Going through the entries below, copy out each line that contains "icon".

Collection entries
Segment Open

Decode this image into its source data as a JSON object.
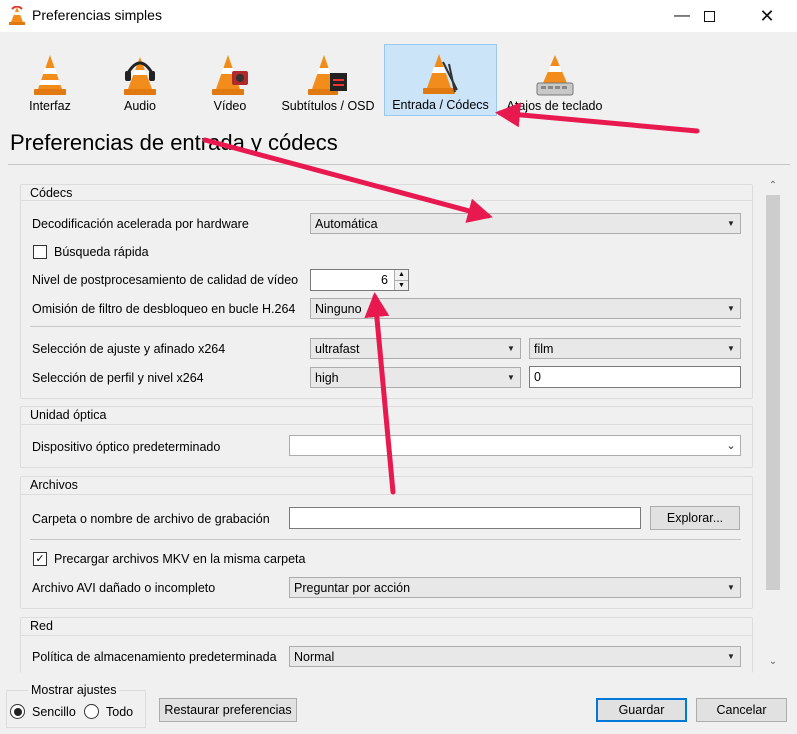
{
  "window": {
    "title": "Preferencias simples",
    "controls": [
      "minimize-icon",
      "maximize-icon",
      "close-icon"
    ]
  },
  "categories": [
    {
      "label": "Interfaz",
      "icon": "vlc-cone-icon",
      "selected": false
    },
    {
      "label": "Audio",
      "icon": "headphones-cone-icon",
      "selected": false
    },
    {
      "label": "Vídeo",
      "icon": "video-cone-icon",
      "selected": false
    },
    {
      "label": "Subtítulos / OSD",
      "icon": "subtitles-cone-icon",
      "selected": false
    },
    {
      "label": "Entrada / Códecs",
      "icon": "codecs-cone-icon",
      "selected": true
    },
    {
      "label": "Atajos de teclado",
      "icon": "hotkeys-cone-icon",
      "selected": false
    }
  ],
  "page_title": "Preferencias de entrada y códecs",
  "codecs": {
    "title": "Códecs",
    "hw_decode_label": "Decodificación acelerada por hardware",
    "hw_decode_value": "Automática",
    "fast_seek_label": "Búsqueda rápida",
    "fast_seek_checked": false,
    "postproc_label": "Nivel de postprocesamiento de calidad de vídeo",
    "postproc_value": "6",
    "deblock_label": "Omisión de filtro de desbloqueo en bucle H.264",
    "deblock_value": "Ninguno",
    "x264_preset_label": "Selección de ajuste y afinado x264",
    "x264_preset_value": "ultrafast",
    "x264_tune_value": "film",
    "x264_profile_label": "Selección de perfil y nivel x264",
    "x264_profile_value": "high",
    "x264_level_value": "0"
  },
  "optical": {
    "title": "Unidad óptica",
    "device_label": "Dispositivo óptico predeterminado",
    "device_value": ""
  },
  "files": {
    "title": "Archivos",
    "record_label": "Carpeta o nombre de archivo de grabación",
    "record_value": "",
    "browse_label": "Explorar...",
    "preload_mkv_label": "Precargar archivos MKV en la misma carpeta",
    "preload_mkv_checked": true,
    "avi_label": "Archivo AVI dañado o incompleto",
    "avi_value": "Preguntar por acción"
  },
  "network": {
    "title": "Red",
    "caching_label": "Política de almacenamiento predeterminada",
    "caching_value": "Normal"
  },
  "footer": {
    "show_settings_title": "Mostrar ajustes",
    "simple_label": "Sencillo",
    "all_label": "Todo",
    "selected_mode": "Sencillo",
    "reset_label": "Restaurar preferencias",
    "save_label": "Guardar",
    "cancel_label": "Cancelar"
  },
  "colors": {
    "selected_tab_bg": "#cce4f7",
    "annotation_arrow": "#e8194f",
    "primary_button_border": "#0078d7"
  }
}
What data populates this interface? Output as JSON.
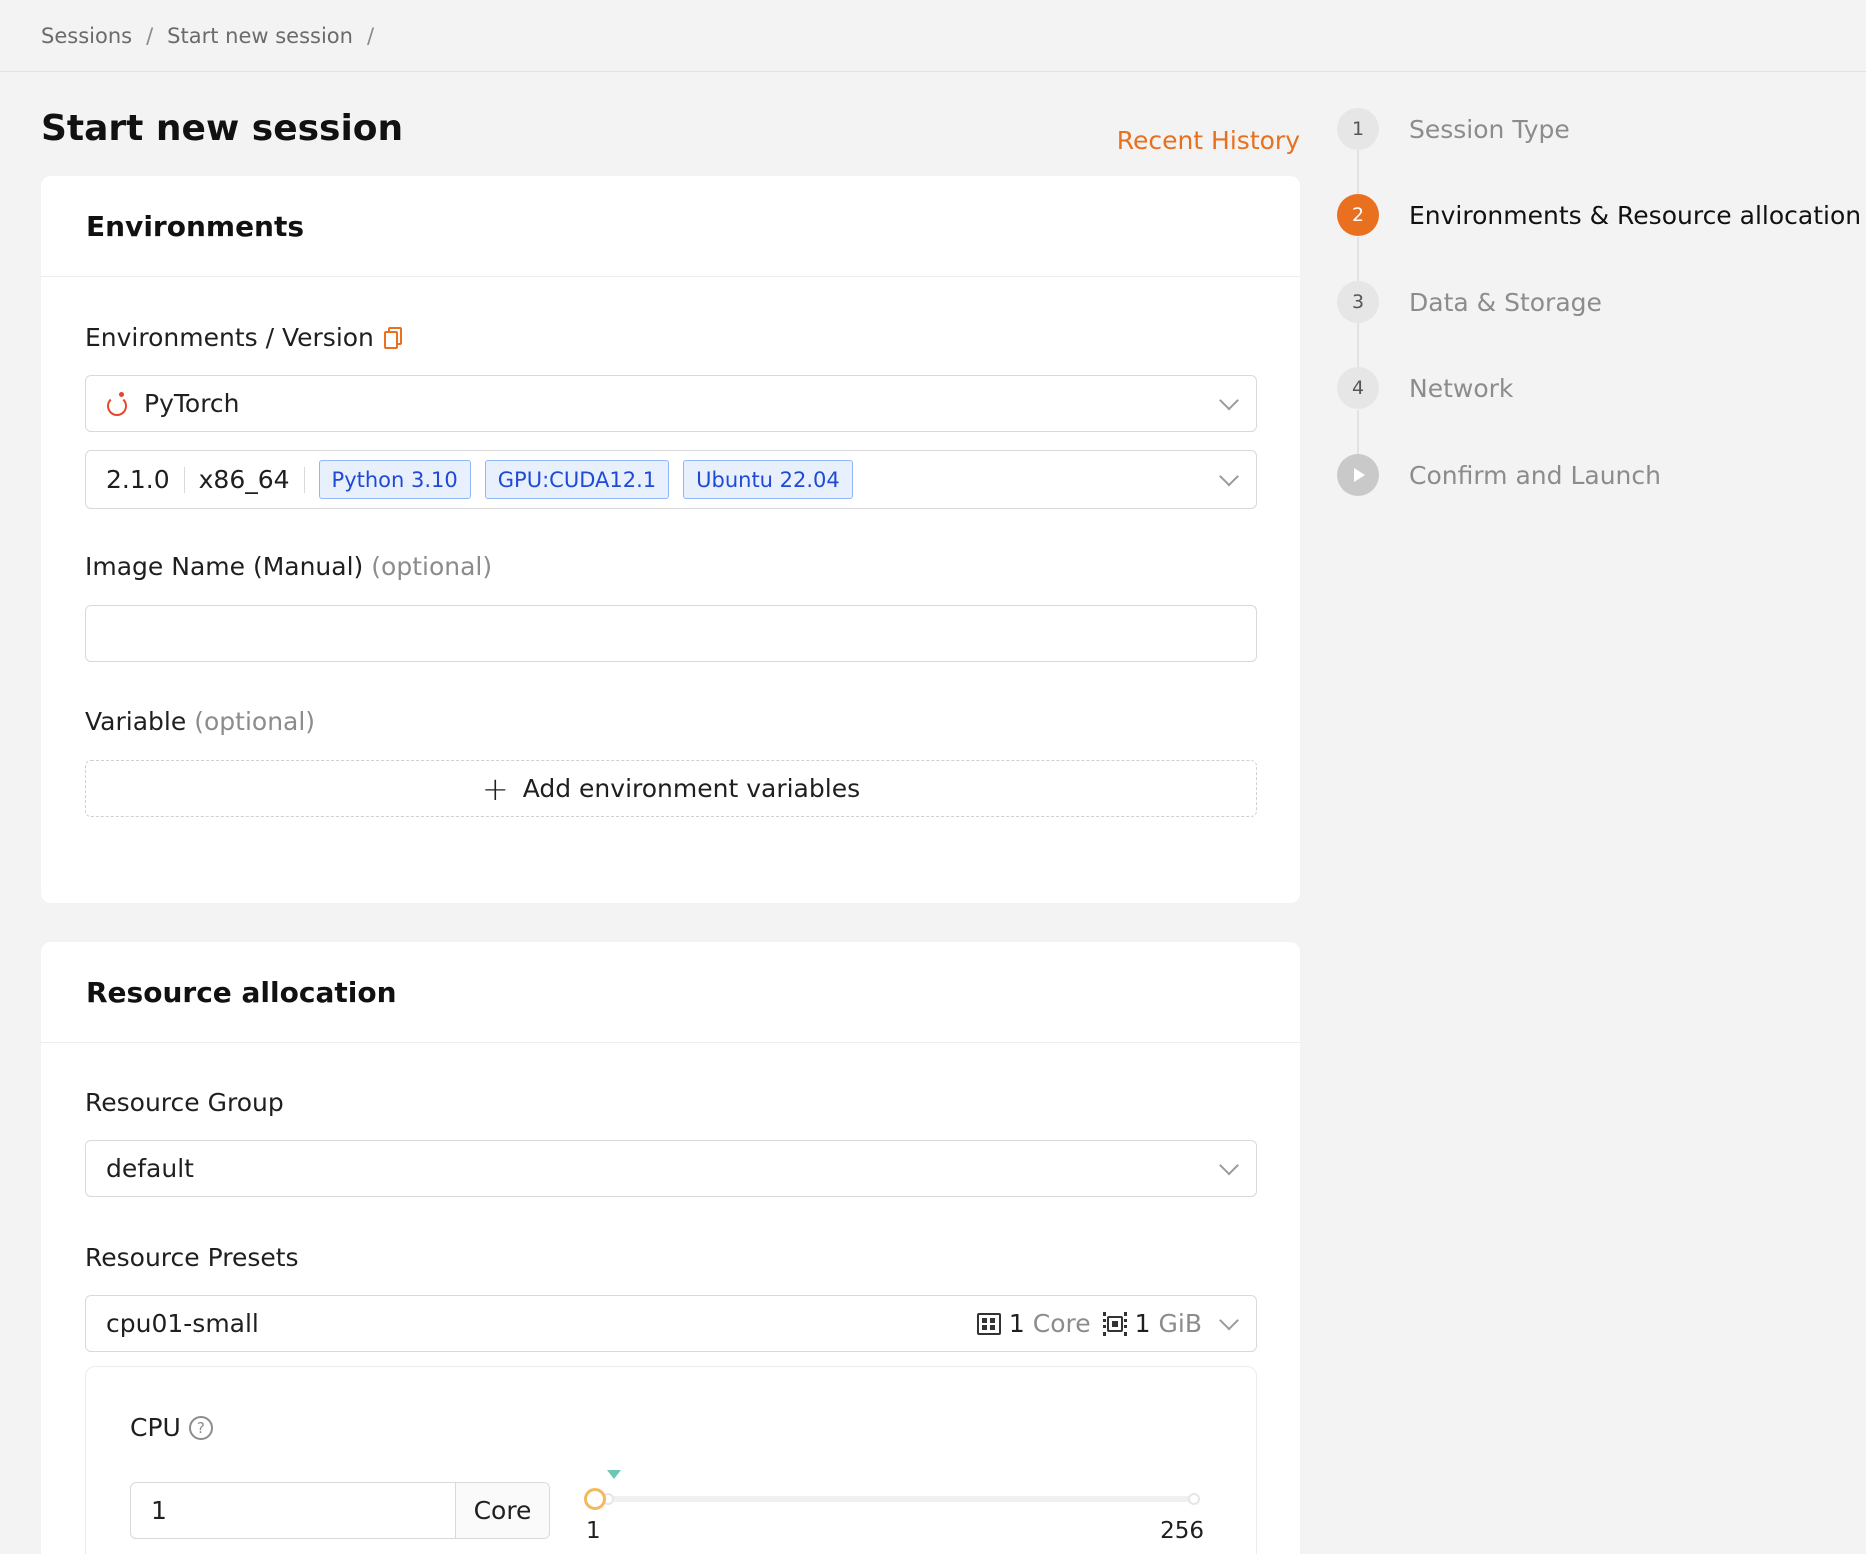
{
  "breadcrumb": {
    "items": [
      "Sessions",
      "Start new session"
    ]
  },
  "page": {
    "title": "Start new session",
    "recent_history": "Recent History"
  },
  "environments": {
    "title": "Environments",
    "env_version_label": "Environments / Version",
    "environment": "PyTorch",
    "version": "2.1.0",
    "arch": "x86_64",
    "tags": [
      "Python 3.10",
      "GPU:CUDA12.1",
      "Ubuntu 22.04"
    ],
    "image_name_label": "Image Name (Manual)",
    "image_name_value": "",
    "optional": "(optional)",
    "variable_label": "Variable",
    "add_env_button": "Add environment variables"
  },
  "resource": {
    "title": "Resource allocation",
    "group_label": "Resource Group",
    "group_value": "default",
    "presets_label": "Resource Presets",
    "preset_value": "cpu01-small",
    "preset_cpu_value": "1",
    "preset_cpu_unit": "Core",
    "preset_mem_value": "1",
    "preset_mem_unit": "GiB",
    "cpu": {
      "label": "CPU",
      "value": "1",
      "unit": "Core",
      "min": "1",
      "max": "256",
      "current": 1
    }
  },
  "steps": [
    {
      "num": "1",
      "label": "Session Type"
    },
    {
      "num": "2",
      "label": "Environments & Resource allocation"
    },
    {
      "num": "3",
      "label": "Data & Storage"
    },
    {
      "num": "4",
      "label": "Network"
    },
    {
      "num": "",
      "label": "Confirm and Launch"
    }
  ],
  "colors": {
    "accent": "#e8701f",
    "tag_text": "#1f4ad6",
    "tag_bg": "#e8f0fe"
  }
}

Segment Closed

Solution for this problem —
      "minimize-icon",
      "maximize-icon",
      "close-icon"
      "icon": "vlc-cone-icon",
      "icon": "headphones-cone-icon",
      "icon": "video-cone-icon",
      "icon": "subtitles-cone-icon",
      "icon": "codecs-cone-icon",
      "icon": "hotkeys-cone-icon",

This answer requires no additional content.